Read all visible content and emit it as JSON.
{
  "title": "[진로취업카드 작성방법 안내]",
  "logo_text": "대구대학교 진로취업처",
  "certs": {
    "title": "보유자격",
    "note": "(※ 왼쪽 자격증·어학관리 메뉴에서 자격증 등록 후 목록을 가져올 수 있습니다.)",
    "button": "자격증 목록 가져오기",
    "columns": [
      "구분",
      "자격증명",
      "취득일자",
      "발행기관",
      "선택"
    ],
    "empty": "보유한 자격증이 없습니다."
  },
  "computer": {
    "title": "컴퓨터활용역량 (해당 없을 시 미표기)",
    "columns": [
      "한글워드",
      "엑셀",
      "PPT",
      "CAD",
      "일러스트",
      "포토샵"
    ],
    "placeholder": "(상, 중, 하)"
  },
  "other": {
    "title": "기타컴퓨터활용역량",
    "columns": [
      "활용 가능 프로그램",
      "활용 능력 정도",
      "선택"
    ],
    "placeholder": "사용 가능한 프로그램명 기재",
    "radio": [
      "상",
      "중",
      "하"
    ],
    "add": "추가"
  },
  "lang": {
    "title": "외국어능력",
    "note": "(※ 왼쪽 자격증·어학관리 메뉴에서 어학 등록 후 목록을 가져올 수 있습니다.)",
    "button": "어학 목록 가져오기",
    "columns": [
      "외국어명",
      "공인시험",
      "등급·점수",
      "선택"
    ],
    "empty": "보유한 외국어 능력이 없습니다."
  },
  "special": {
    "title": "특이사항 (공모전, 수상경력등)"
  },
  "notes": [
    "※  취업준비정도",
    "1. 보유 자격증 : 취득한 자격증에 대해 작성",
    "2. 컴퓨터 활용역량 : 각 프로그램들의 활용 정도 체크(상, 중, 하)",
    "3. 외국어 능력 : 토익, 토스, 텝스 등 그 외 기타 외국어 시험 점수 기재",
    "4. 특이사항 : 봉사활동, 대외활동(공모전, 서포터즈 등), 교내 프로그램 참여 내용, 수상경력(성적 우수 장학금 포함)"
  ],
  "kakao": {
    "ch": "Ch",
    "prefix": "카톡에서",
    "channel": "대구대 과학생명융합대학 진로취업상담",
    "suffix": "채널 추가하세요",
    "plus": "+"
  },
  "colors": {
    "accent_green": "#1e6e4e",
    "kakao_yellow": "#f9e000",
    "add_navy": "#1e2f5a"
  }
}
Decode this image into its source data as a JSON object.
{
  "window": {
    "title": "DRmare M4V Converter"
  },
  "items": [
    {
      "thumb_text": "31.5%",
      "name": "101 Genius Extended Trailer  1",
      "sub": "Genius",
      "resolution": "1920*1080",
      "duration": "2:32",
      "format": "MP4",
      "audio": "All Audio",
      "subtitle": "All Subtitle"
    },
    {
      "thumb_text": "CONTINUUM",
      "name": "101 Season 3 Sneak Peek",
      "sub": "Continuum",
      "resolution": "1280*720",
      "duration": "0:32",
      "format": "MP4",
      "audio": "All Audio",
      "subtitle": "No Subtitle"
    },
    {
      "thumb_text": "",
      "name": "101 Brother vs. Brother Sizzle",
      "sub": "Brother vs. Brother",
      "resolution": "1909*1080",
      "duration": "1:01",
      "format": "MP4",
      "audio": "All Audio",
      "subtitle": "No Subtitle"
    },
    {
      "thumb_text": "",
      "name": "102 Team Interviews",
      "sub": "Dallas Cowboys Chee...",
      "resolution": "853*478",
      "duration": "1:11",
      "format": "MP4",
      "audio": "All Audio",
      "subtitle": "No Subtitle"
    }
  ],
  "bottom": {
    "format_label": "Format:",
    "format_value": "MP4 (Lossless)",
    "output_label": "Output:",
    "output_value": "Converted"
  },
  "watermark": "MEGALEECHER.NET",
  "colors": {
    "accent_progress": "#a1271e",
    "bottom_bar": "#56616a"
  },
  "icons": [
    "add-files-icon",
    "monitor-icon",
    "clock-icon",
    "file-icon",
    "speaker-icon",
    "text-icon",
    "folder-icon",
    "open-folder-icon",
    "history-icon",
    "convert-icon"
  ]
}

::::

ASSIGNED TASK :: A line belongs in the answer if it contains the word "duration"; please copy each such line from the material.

OUTPUT FOR THIS EXERCISE ::
      "duration": "2:32",
      "duration": "0:32",
      "duration": "1:01",
      "duration": "1:11",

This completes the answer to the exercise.